● **REQUIRED ACTION**:
Could you please find each line in the records that contains the word "icon" and copy it?

● **DATA FOR REVIEW**:

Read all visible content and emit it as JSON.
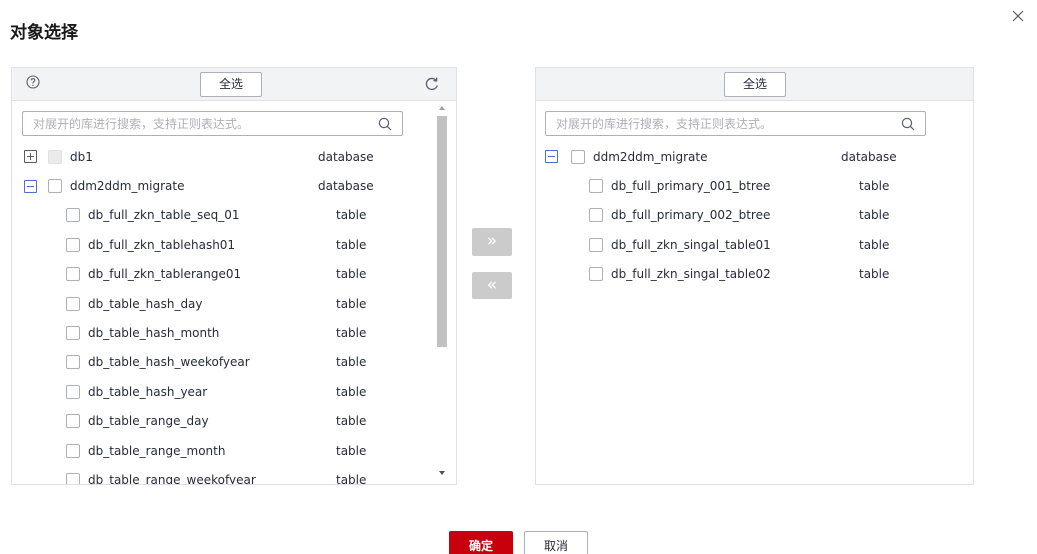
{
  "dialog": {
    "title": "对象选择",
    "close_icon": "close-icon"
  },
  "left_panel": {
    "help_icon": "help-circle-icon",
    "select_all_label": "全选",
    "refresh_icon": "refresh-icon",
    "search": {
      "placeholder": "对展开的库进行搜索，支持正则表达式。",
      "value": "",
      "icon": "search-icon"
    },
    "tree": [
      {
        "name": "db1",
        "type": "database",
        "expanded": false,
        "checked": false,
        "disabled": true
      },
      {
        "name": "ddm2ddm_migrate",
        "type": "database",
        "expanded": true,
        "checked": false,
        "disabled": false,
        "children": [
          {
            "name": "db_full_zkn_table_seq_01",
            "type": "table",
            "checked": false
          },
          {
            "name": "db_full_zkn_tablehash01",
            "type": "table",
            "checked": false
          },
          {
            "name": "db_full_zkn_tablerange01",
            "type": "table",
            "checked": false
          },
          {
            "name": "db_table_hash_day",
            "type": "table",
            "checked": false
          },
          {
            "name": "db_table_hash_month",
            "type": "table",
            "checked": false
          },
          {
            "name": "db_table_hash_weekofyear",
            "type": "table",
            "checked": false
          },
          {
            "name": "db_table_hash_year",
            "type": "table",
            "checked": false
          },
          {
            "name": "db_table_range_day",
            "type": "table",
            "checked": false
          },
          {
            "name": "db_table_range_month",
            "type": "table",
            "checked": false
          },
          {
            "name": "db_table_range_weekofyear",
            "type": "table",
            "checked": false
          }
        ]
      }
    ]
  },
  "transfer": {
    "move_right_label": "»",
    "move_left_label": "«"
  },
  "right_panel": {
    "select_all_label": "全选",
    "search": {
      "placeholder": "对展开的库进行搜索，支持正则表达式。",
      "value": "",
      "icon": "search-icon"
    },
    "tree": [
      {
        "name": "ddm2ddm_migrate",
        "type": "database",
        "expanded": true,
        "checked": false,
        "disabled": false,
        "children": [
          {
            "name": "db_full_primary_001_btree",
            "type": "table",
            "checked": false
          },
          {
            "name": "db_full_primary_002_btree",
            "type": "table",
            "checked": false
          },
          {
            "name": "db_full_zkn_singal_table01",
            "type": "table",
            "checked": false
          },
          {
            "name": "db_full_zkn_singal_table02",
            "type": "table",
            "checked": false
          }
        ]
      }
    ]
  },
  "footer": {
    "confirm_label": "确定",
    "cancel_label": "取消"
  },
  "colors": {
    "primary": "#c7000b",
    "accent": "#526ecc",
    "transfer_button_bg": "#cbcbcb",
    "border": "#dfe1e6",
    "header_bg": "#f2f3f5"
  }
}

● **TASK ANSWER**:
    "close_icon": "close-icon"
    "help_icon": "help-circle-icon",
    "refresh_icon": "refresh-icon",
      "icon": "search-icon"
      "icon": "search-icon"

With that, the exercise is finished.